of 1996 requires.  Fairness is the key to competition, but it                  
appears that his spring, beginning in March, fairness will not be              
offered in Alaska.  The fact is that the AFS permit from the                   
railroad was established by an independent third-party appraisal               
and will pay the railroad approximately $1.8 million a year in 35              
years as a minimum, and there is the opportunity for the railroad              
to earn much more.  On the other hand, the MFS KANAS permit issued             
by the Department of Natural Resources is only waiting for its                 
appraisal.  They agreed to have that value set by appraisal.  The              
question of fairness is why in March, 1998 the Administration                  
intervened, setting aside valuation by appraisal and unilaterally              
stated that all permits, including MFS KANAS permit, would be at               
six cents a foot.                                                              
MR. BURNS said he wanted to correct another misconception stated               
earlier by Mr. Duncan.  He stated WCI would never recommend a                  
single figure and has not advocated a policy of 50 cents a foot.               
WCI advocates a policy of appraisal, which, he said, is the only               
true fair way to get a value for the state that is also fair to the            
company that requests the right-of-way.                                        
Concluding his testimony, MR. BURNS said before we finish with the             
question of fairness, there is the issue of what is fair between               
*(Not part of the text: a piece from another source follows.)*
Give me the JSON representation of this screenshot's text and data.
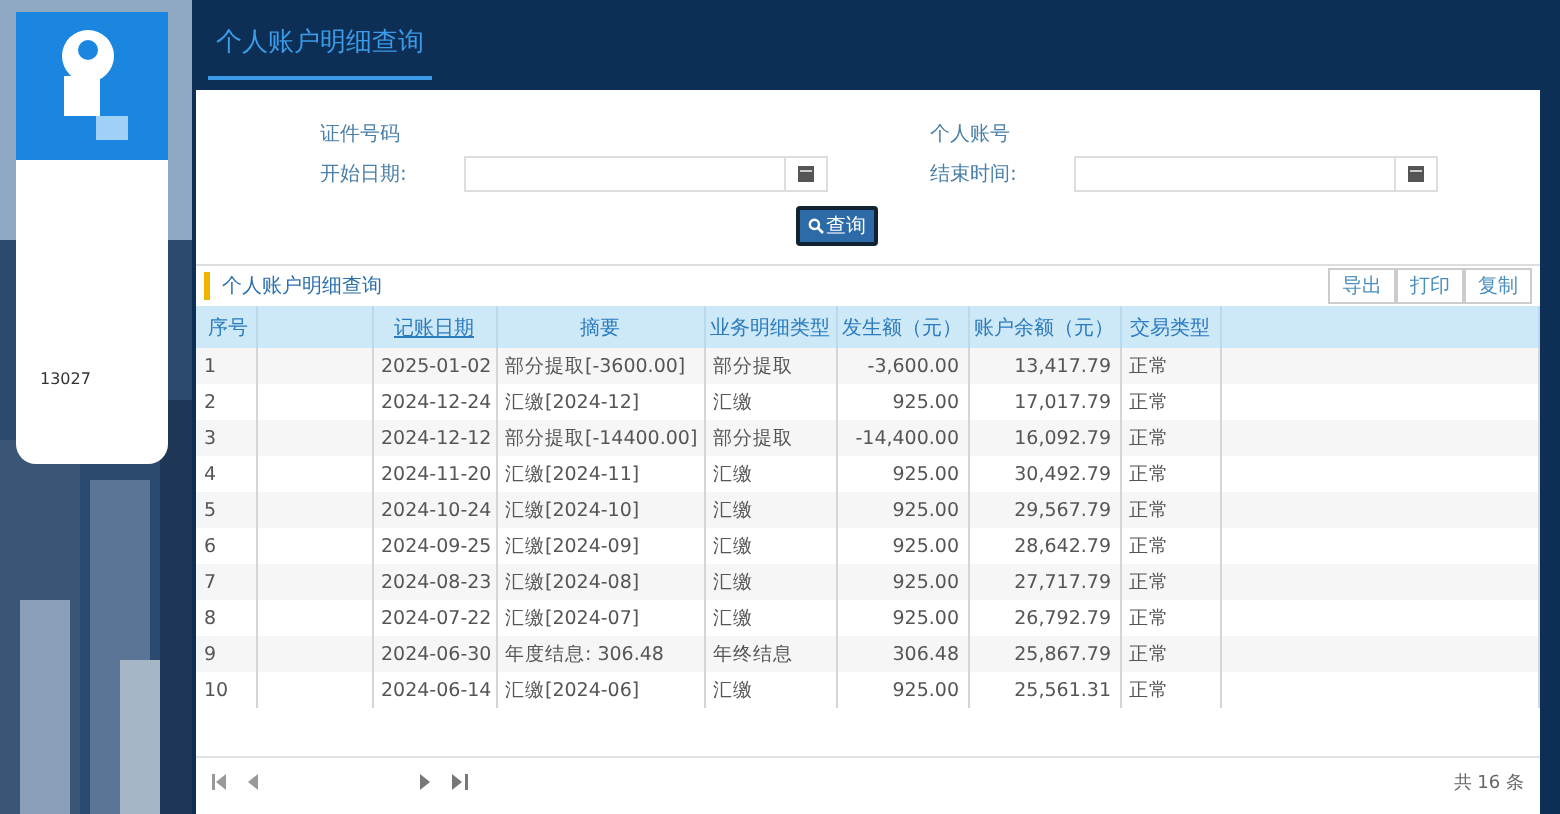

companies such as AFS and the state.  When AFS wanted to utilize               
public access to make their commercial project viable, they agreed             
to pay a market-based fee because it was fair to the railroad and              
the state, because any corridor between two commercially                       
significant locations is a valuable asset, and if happens to be                
owned by the state, then the state should receive the appropriate              
CHAIRMAN HALFORD asked if the Alaska Railroad rates on Fiber Star,             
on GCI, and on the old Alascom permit were all set by appraisal.               
MR. BURNS responded that for AFS, GCI and World Net Communications             
the rates were all set by appraisal.  The old Alascom one was                  
before the railroad had instituted its appraisal process.                      
CHAIRMAN HALFORD asked what that Alascom rate was.  MR. BURNS                  
answered that there is a permit rate plus provision to the railroad            
of a spare fiber and copper wire.                                              
CHAIRMAN HALFORD asked if that Alascom permit had expired.  LAURIE             
HERMAN, representing the AT&T Alascom, related that the Alaska                 
Railroad permit he was speaking to was between Anchorage and                   
Fairbanks.  Alascom originally applied for a permit on the railroad            
right-of-way between Anchorage and Fairbanks, and shortly after the            
acquisition of Alascom by AT&T, they exercised their option not to             
pursue that lease.  There is an existing lease between Anchorage               
and Seward where the North Pacific cable spur comes from Seward to             
Anchorage.  That is in existence today and is the lease that was               
negotiated prior to there being an appraisal policy at the Alaska              
CHAIRMAN HALFORD asked if the appraisal is based on the value of               
land or an appraisal based on value of use.  MR. BURNS replied that            
it is an appraisal based upon the value of land that is simpled                
into a corridor.  The notion is that value to someone desiring the             
corridor is based upon the two points or multiple points they chose            
to connect.                                                                    
CHAIRMAN HALFORD stated the Senate was about to go back into                   
session, and that discussion on fiber optic rights-of-way would                
continue the following day.  He adjourned the meeting at 5:15 p.m.             

Document Name Date/Time Subjects